    AUB $9,446,382
    UARK $9,195,260
    UF $9,018,168
    LSU $8,618,878
    UGA $8,539,387
    MO $8,387,295
    UT $8,386,526
    VU $7,761,696
    MSST $6,835,070


  23. Bulldog Joe

    2017-2018 Total Expenses Women’s Basketball:

    SC $8,497,345
    TXAM $5,819,165
    UK $5,589,939
    VU $5,511,406
    MSST $5,500,367
    MS $5,338,894
    UARK $5,016,553
    UT $4,873,207
    LSU $4,513,182
    AUB $4,362,024
    UGA $4,156,331
    MO $3,777,261
    UALA $3,737,069
    UF $3,468,662


  24. Bulldog Joe

    2017-2018 Operating Expenses Baseball:

    MS $2,848,039
    UARK $2,063,966
    UF $1,590,814
    TXAM $1,500,791
    MSST $1,417,860
    UALA $1,198,074
    VU $1,137,111
    SC $1,130,530
    LSU $1,093,562
    AUB $943,618
    UGA $867,386
    UK $784,360
    MO $704,116
    UT $594,348


  25. Bulldog Joe

    2017-2018 Operating Expenses Softball:

    AUB $906,128
    UF $833,032
    TXAM $828,955
    LSU $747,271
    MS $706,394
    UARK $660,945
    MSST $649,117
    UALA $575,858
    MO $556,206
    UT $555,702
    UK $539,461
    UGA $515,055
    SC $450,052
    VU N/A


  26. Bulldog Joe

    2017-2018 Average Expense for Sports Listed Above (non-football):

    UK $6,371,204
    MS $5,360,290
    SC $5,011,852
    VU $4,803,404
    TXAM $4,635,182
    UARK $4,234,181
    UALA $3,946,781
    AUB $3,914,538
    LSU $3,743,223
    UF $3,727,669
    UT $3,602,446
    MSST $3,600,604
    UGA $3,519,540
    MO $3,356,220


    • Chi-town Dawg

      Nice job Bulldog Joe – Maybe the above is largely to blame for our deterioration in the Sears/Learfield Cup standings over the past several years/decade. Just like in business, if you don’t reinvest your profit in the company, it eventually catches up with you.


  27. 79Dawg

    (Maybe) To Bulldog Joe’s point above, the best way to compare these numbers – and the most apples-to-apples comparison they are probably able to provide – is breaking it down by expense per sport.
    To my point above, the items like SG&A (i.e., centralized overhead, interest, etc.), debt repayment and whether the “surplus” is expensed or not, are some of the greyest areas that can be manipulated/subject to varied interpretations/reported.

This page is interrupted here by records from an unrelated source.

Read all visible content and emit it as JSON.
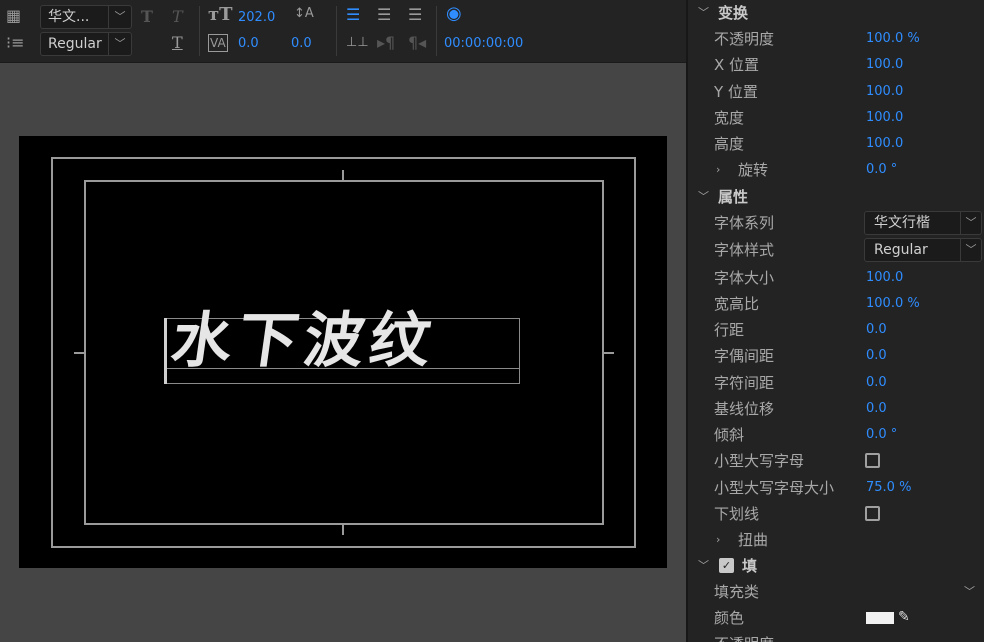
{
  "toolbar": {
    "font_family": "华文...",
    "font_style": "Regular",
    "font_size": "202.0",
    "tracking": "0.0",
    "kerning": "0.0",
    "timecode": "00:00:00:00"
  },
  "viewer": {
    "title_text": "水下波纹"
  },
  "panel": {
    "transform_section": "变换",
    "opacity_label": "不透明度",
    "opacity_value": "100.0 %",
    "x_label": "X 位置",
    "x_value": "100.0",
    "y_label": "Y 位置",
    "y_value": "100.0",
    "width_label": "宽度",
    "width_value": "100.0",
    "height_label": "高度",
    "height_value": "100.0",
    "rotation_label": "旋转",
    "rotation_value": "0.0 °",
    "properties_section": "属性",
    "font_family_label": "字体系列",
    "font_family_value": "华文行楷",
    "font_style_label": "字体样式",
    "font_style_value": "Regular",
    "font_size_label": "字体大小",
    "font_size_value": "100.0",
    "aspect_label": "宽高比",
    "aspect_value": "100.0 %",
    "leading_label": "行距",
    "leading_value": "0.0",
    "kerning_label": "字偶间距",
    "kerning_value": "0.0",
    "tracking_label": "字符间距",
    "tracking_value": "0.0",
    "baseline_label": "基线位移",
    "baseline_value": "0.0",
    "slant_label": "倾斜",
    "slant_value": "0.0 °",
    "small_caps_label": "小型大写字母",
    "small_caps_size_label": "小型大写字母大小",
    "small_caps_size_value": "75.0 %",
    "underline_label": "下划线",
    "distort_label": "扭曲",
    "fill_section": "填",
    "fill_type_label": "填充类",
    "color_label": "颜色",
    "opacity2_label": "不透明度"
  }
}
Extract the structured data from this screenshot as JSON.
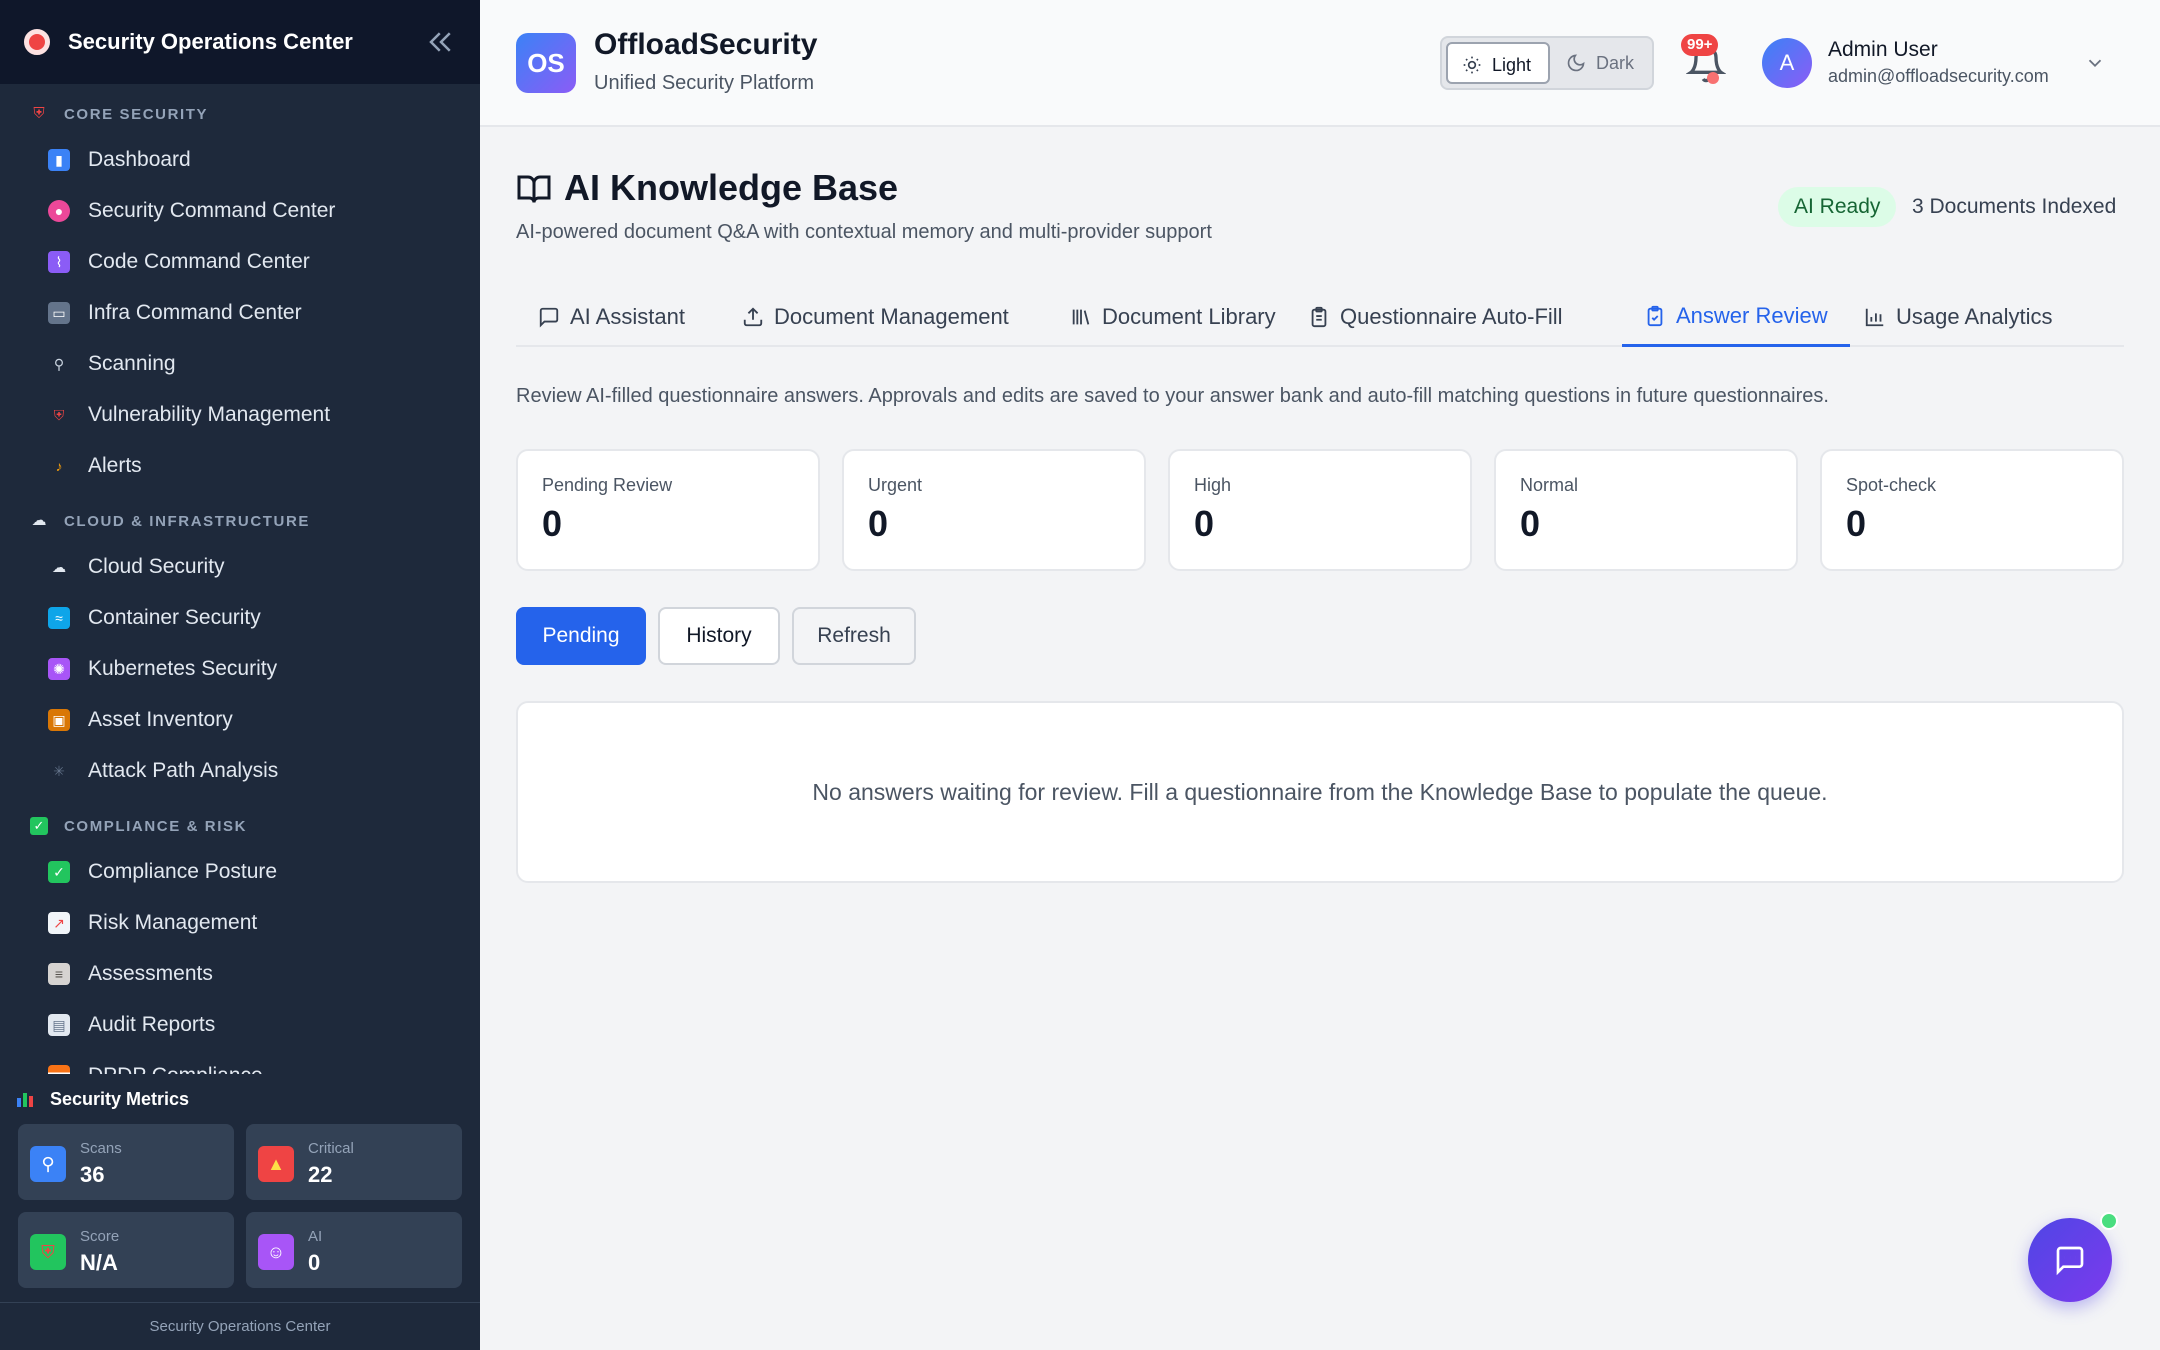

  28. Bryan Ramsey

    It could also be the difference between CAPEX and OPEX. Cap Ex would be long-term investments in the future that typically might be depreciated on the balance sheet. Op Ex is the Every day stuff. That doesn’t explain the University Gift or the Debt Service, but would explain the largest chunk with projects.